At Rocket Dollar, the money must be either out helping to manage or support your investment, or back in the checkbook bank account. Taking money out of your IRA could be seen as a "distribution" where you are subject to a 10% penalty on the amount. Just because the money in a Rocket Dollar account has more flexibility, this does not mean it has "left" your IRA.
More severe cases could be seen as "self-dealing" where you are letting funds of your personal situation mix with your retirement account dollars. Penalities for this can be distributing your entire IRA for early taxes or a 15% penalty on your Solo 401(k).
Always take care to account for investment dollars, and our partner bank account or your own structure can help keep things like your IRAs retirement rental property, repairs, and bills paid to managers and contractors.
Can I send the money directly to my next unrelated investment instead of sending it back to my bank account?
No. When you shift money from one investment to another, there is no paper trail of your activity. If you are exiting investment and entering another, it is wise to record it with a bank transfer. Normally, the IRS only cares about the fair market value of your account. If they were to audit you, they could pour over all details of your self-directed investments. If this were to happen, you want your investment activity to be clear, documented, and stress-free to present.
Moving money between unrelated investments and assets can lead to a greater chance of a prohibited transaction.
Now I'm about to send the money back. How does my investment/my investment provider do it?
- You can set up an ACH transfer back to your bank account.
- A wire back to the wire information for your IRA LLC's bank information at our partner bank.
- Someone can write your IRA LLC a check. You sign the check as a manager, and then scan it into your bank account using our partner banks mobile app.
- You ask for a refund on the debit card transaction, and the investment provider refunds the card from their portal (assuming the investment portal is working correctly).

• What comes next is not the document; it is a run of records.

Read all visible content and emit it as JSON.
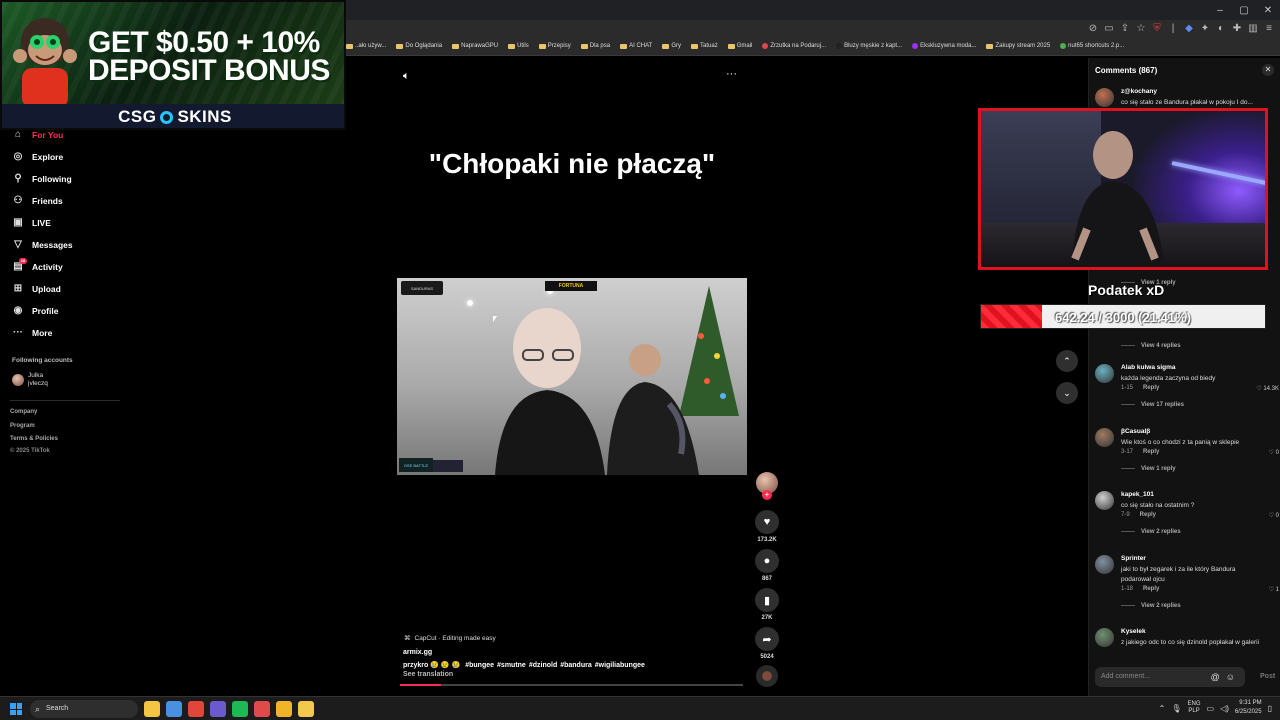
{
  "window": {
    "controls": [
      "–",
      "▢",
      "✕"
    ]
  },
  "bookmarks": [
    {
      "label": "..ało używ...",
      "kind": "folder"
    },
    {
      "label": "Do Oglądania",
      "kind": "folder"
    },
    {
      "label": "NaprawaGPU",
      "kind": "folder"
    },
    {
      "label": "Utils",
      "kind": "folder"
    },
    {
      "label": "Przepisy",
      "kind": "folder"
    },
    {
      "label": "Dla psa",
      "kind": "folder"
    },
    {
      "label": "AI CHAT",
      "kind": "folder"
    },
    {
      "label": "Gry",
      "kind": "folder"
    },
    {
      "label": "Tatuaż",
      "kind": "folder"
    },
    {
      "label": "Gmail",
      "kind": "folder"
    },
    {
      "label": "Zrzutka na Podaruj...",
      "kind": "site",
      "color": "#e04848"
    },
    {
      "label": "Bluzy męskie z kapt...",
      "kind": "site",
      "color": "#222222"
    },
    {
      "label": "Ekskluzywna moda...",
      "kind": "site",
      "color": "#9b30ff"
    },
    {
      "label": "Zakupy stream 2025",
      "kind": "folder"
    },
    {
      "label": "nut65 shortcuts 2.p...",
      "kind": "site",
      "color": "#4caf50"
    }
  ],
  "ad": {
    "line1": "GET $0.50 + 10%",
    "line2": "DEPOSIT BONUS",
    "brand_left": "CSG",
    "brand_right": "SKINS"
  },
  "sidebar": {
    "items": [
      {
        "label": "For You",
        "icon": "home-icon",
        "glyph": "⌂",
        "active": true
      },
      {
        "label": "Explore",
        "icon": "compass-icon",
        "glyph": "◎"
      },
      {
        "label": "Following",
        "icon": "following-icon",
        "glyph": "⚲"
      },
      {
        "label": "Friends",
        "icon": "friends-icon",
        "glyph": "⚇"
      },
      {
        "label": "LIVE",
        "icon": "live-icon",
        "glyph": "▣"
      },
      {
        "label": "Messages",
        "icon": "messages-icon",
        "glyph": "▽"
      },
      {
        "label": "Activity",
        "icon": "activity-icon",
        "glyph": "▤",
        "badge": "16"
      },
      {
        "label": "Upload",
        "icon": "upload-icon",
        "glyph": "⊞"
      },
      {
        "label": "Profile",
        "icon": "profile-icon",
        "glyph": "◉"
      },
      {
        "label": "More",
        "icon": "more-icon",
        "glyph": "···"
      }
    ],
    "following_accounts_label": "Following accounts",
    "account": {
      "line1": "Julka",
      "line2": "jvleczq"
    },
    "footer": [
      "Company",
      "Program",
      "Terms & Policies",
      "© 2025 TikTok"
    ]
  },
  "video": {
    "title": "\"Chłopaki nie płaczą\"",
    "capcut": "CapCut · Editing made easy",
    "author": "armix.gg",
    "caption_prefix": "przykro 😢 😢 😢",
    "hashtags": [
      "#bungee",
      "#smutne",
      "#dzinold",
      "#bandura",
      "#wigiliabungee"
    ],
    "see_translation": "See translation",
    "progress": 0.12,
    "frame_logos": [
      "SANDURAS",
      "FORTUNA",
      "OSE BATTLE",
      ""
    ]
  },
  "actions": {
    "likes": "173.2K",
    "comments": "867",
    "saves": "27K",
    "shares": "5024"
  },
  "comments_panel": {
    "title": "Comments (867)",
    "input_placeholder": "Add comment...",
    "post_label": "Post",
    "items": [
      {
        "user": "z@kochany",
        "text": "co się stało ze Bandura płakał w pokoju I do...",
        "meta": "",
        "likes": "",
        "view": "",
        "color": "#c07050"
      },
      {
        "user": "Alab kulwa sigma",
        "text": "każda legenda zaczyna od biedy",
        "meta": "1-15",
        "reply": "Reply",
        "likes": "14.3K",
        "view": "View 17 replies",
        "color": "#6ab0c0"
      },
      {
        "user": "βCasualβ",
        "text": "Wie ktoś o co chodzi z ta panią w sklepie",
        "meta": "3-17",
        "reply": "Reply",
        "likes": "0",
        "view": "View 1 reply",
        "color": "#a07a60"
      },
      {
        "user": "kapek_101",
        "text": "co się stało na ostatnim ?",
        "meta": "7-9",
        "reply": "Reply",
        "likes": "0",
        "view": "View 2 replies",
        "color": "#d0d0d0"
      },
      {
        "user": "Sprinter",
        "text": "jaki to był zegarek i za ile który Bandura podarował ojcu",
        "meta": "1-18",
        "reply": "Reply",
        "likes": "1",
        "view": "View 2 replies",
        "color": "#8090a0"
      },
      {
        "user": "Kyselek",
        "text": "z jakiego odc to co się dzinold popłakał w galerii",
        "meta": "",
        "reply": "",
        "likes": "",
        "view": "",
        "color": "#709070"
      }
    ],
    "hidden_views": [
      "View 1 reply",
      "View 4 replies"
    ]
  },
  "stream_overlay": {
    "goal_title": "Podatek xD",
    "goal_text": "642.24 / 3000 (21.41%)",
    "goal_fraction": 0.2141
  },
  "taskbar": {
    "search": "Search",
    "apps": [
      "#f4c542",
      "#4a90e2",
      "#e2463a",
      "#6a5acd",
      "#1db954",
      "#e04a4a",
      "#f0b429",
      "#f2c94c"
    ],
    "lang_line1": "ENG",
    "lang_line2": "PLP",
    "time": "9:31 PM",
    "date": "6/25/2025"
  }
}
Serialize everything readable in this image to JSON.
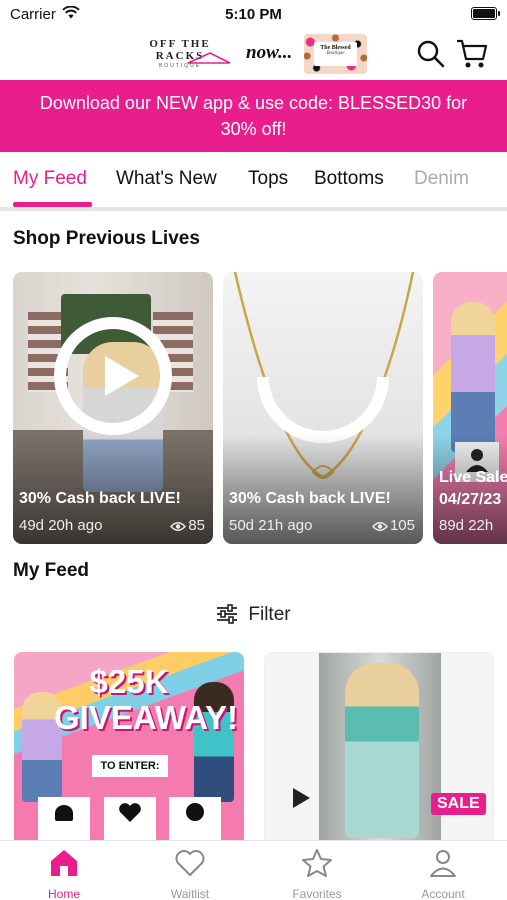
{
  "status_bar": {
    "carrier": "Carrier",
    "time": "5:10 PM"
  },
  "header": {
    "logo_main": "OFF THE RACKS",
    "logo_main_sub": "BOUTIQUE",
    "logo_now": "now...",
    "logo_badge_line1": "The Blessed",
    "logo_badge_line2": "Boutique"
  },
  "promo": {
    "line1": "Download our NEW app & use code: BLESSED30 for",
    "line2": "30% off!"
  },
  "tabs": [
    "My Feed",
    "What's New",
    "Tops",
    "Bottoms",
    "Denim"
  ],
  "previous_lives": {
    "title": "Shop Previous Lives",
    "cards": [
      {
        "title": "30% Cash back LIVE!",
        "ago": "49d 20h ago",
        "views": "85"
      },
      {
        "title": "30% Cash back LIVE!",
        "ago": "50d 21h ago",
        "views": "105"
      },
      {
        "title": "Live Sale 04/27/23",
        "title_line2": "04/27/23",
        "ago": "89d 22h"
      }
    ]
  },
  "feed": {
    "title": "My Feed",
    "filter_label": "Filter",
    "items": [
      {
        "headline1": "$25K",
        "headline2": "GIVEAWAY!",
        "enter_label": "TO ENTER:"
      },
      {
        "badge": "SALE"
      }
    ]
  },
  "bottom_nav": [
    "Home",
    "Waitlist",
    "Favorites",
    "Account"
  ],
  "colors": {
    "accent": "#e91e8c"
  }
}
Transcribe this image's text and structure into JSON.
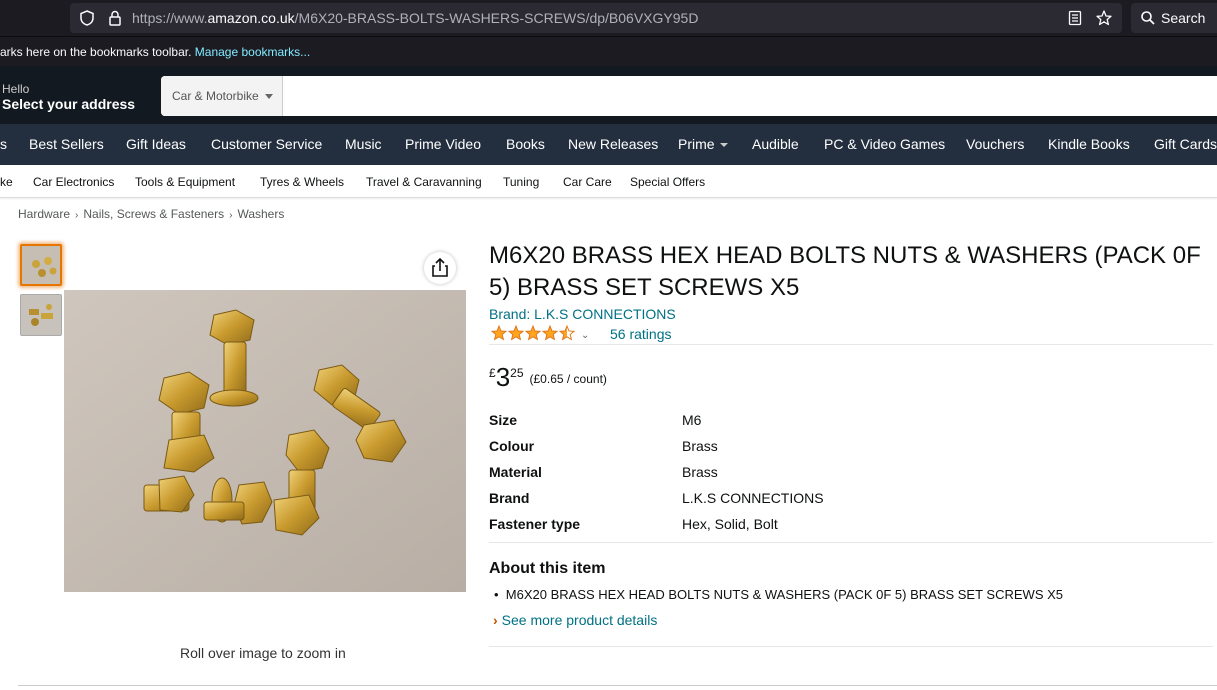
{
  "browser": {
    "url_prefix": "https://www.",
    "url_host": "amazon.co.uk",
    "url_path": "/M6X20-BRASS-BOLTS-WASHERS-SCREWS/dp/B06VXGY95D",
    "search_label": "Search",
    "bookmarks_text": "arks here on the bookmarks toolbar.",
    "bookmarks_link": "Manage bookmarks..."
  },
  "header": {
    "hello": "Hello",
    "address": "Select your address",
    "search_category": "Car & Motorbike",
    "search_value": ""
  },
  "nav_belt": [
    "s",
    "Best Sellers",
    "Gift Ideas",
    "Customer Service",
    "Music",
    "Prime Video",
    "Books",
    "New Releases",
    "Prime",
    "Audible",
    "PC & Video Games",
    "Vouchers",
    "Kindle Books",
    "Gift Cards"
  ],
  "subnav": [
    "ke",
    "Car Electronics",
    "Tools & Equipment",
    "Tyres & Wheels",
    "Travel & Caravanning",
    "Tuning",
    "Car Care",
    "Special Offers"
  ],
  "breadcrumb": [
    "Hardware",
    "Nails, Screws & Fasteners",
    "Washers"
  ],
  "gallery": {
    "rollover_text": "Roll over image to zoom in"
  },
  "product": {
    "title": "M6X20 BRASS HEX HEAD BOLTS NUTS & WASHERS (PACK 0F 5) BRASS SET SCREWS X5",
    "brand": "Brand: L.K.S CONNECTIONS",
    "rating": 4.5,
    "ratings_count": "56 ratings",
    "price_symbol": "£",
    "price_whole": "3",
    "price_fraction": "25",
    "price_per_unit": "(£0.65 / count)",
    "specs": [
      {
        "label": "Size",
        "value": "M6"
      },
      {
        "label": "Colour",
        "value": "Brass"
      },
      {
        "label": "Material",
        "value": "Brass"
      },
      {
        "label": "Brand",
        "value": "L.K.S CONNECTIONS"
      },
      {
        "label": "Fastener type",
        "value": "Hex, Solid, Bolt"
      }
    ],
    "about_heading": "About this item",
    "about_bullets": [
      "M6X20 BRASS HEX HEAD BOLTS NUTS & WASHERS (PACK 0F 5) BRASS SET SCREWS X5"
    ],
    "see_more": "See more product details"
  },
  "colors": {
    "nav_dark": "#131921",
    "nav_belt": "#232f3e",
    "link": "#007185",
    "star": "#ffa41c",
    "thumb_active": "#e77600"
  }
}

- If you are working with an investment provider, make sure they have your proper bank information.